When you watch the video clip note how Will’s father, Jay Philllips, is obviously bursting with pride over his son’s principled act of civil disobedience. It’s a beautiful thing to watch, a private/public moment of great empathy Jay shows toward Will. Jay and his wife, Laura, are active supporters of the local LGBT community, and have clearly instilled a sense of right and wrong in their son and they, too, deserve a round of applause—make that a standing ovation—for having raised a child this fantastic.
For the first time in a very long time, an interview with Philip Austin, Peter Bergman, David Ossman and Philip Proctor, the legendary Firesign Theater. (Jan 8 & 9, 2010 shows in Whidbey Island, Washington, see www.firesigntheatre.com for more information)

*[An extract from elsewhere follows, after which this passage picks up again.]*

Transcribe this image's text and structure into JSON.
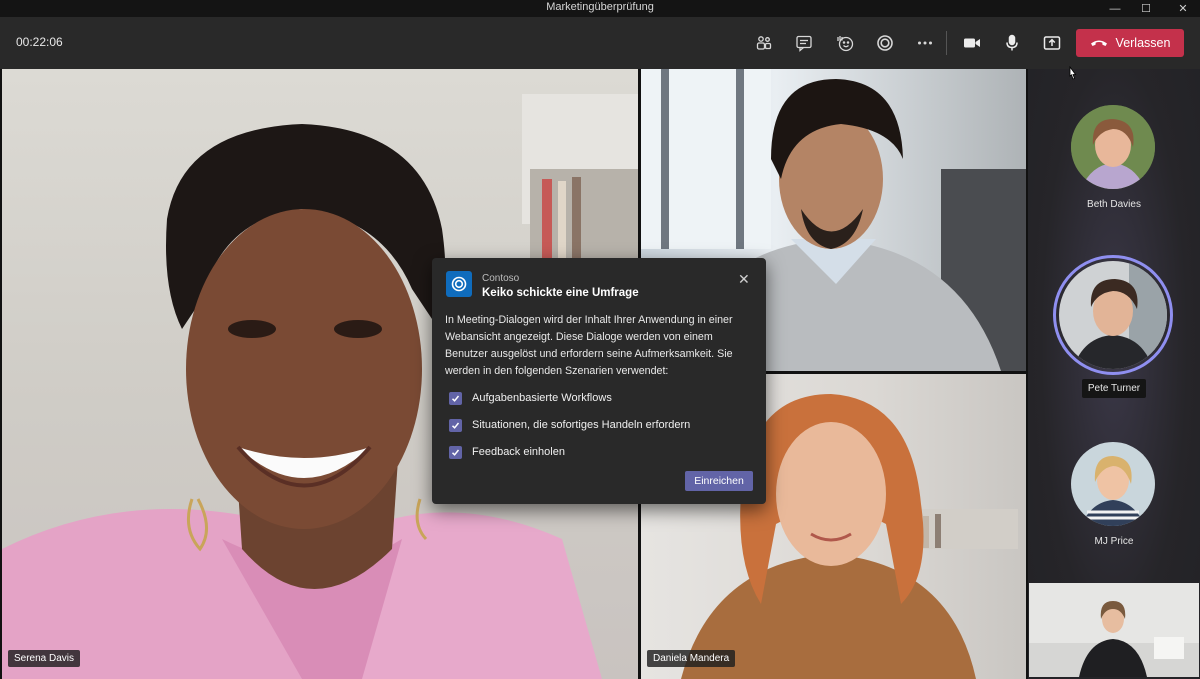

Former Pulp frontman Jarvis Cocker has been given an honorary degree in his home city of Sheffield. Cocker, who has also had success as a solo artist and radio producer, studied at the institution when it was Sheffield Polytechnic. Receiving his certificate at a ceremony at City Hall, the 46-year-old said: “I’m called a doctor now. Don’t worry, I won’t open a surgery.” He added: “But I guess if you are a songwriter maybe I could have some kind of musical surgery. If you had a song with a swollen chorus, or a varicose verse, or if you need a little bit of help I could try and heal your song for you.”
And while Jarvis won’t be delivering them anytime soon, “Babies” the song follows below: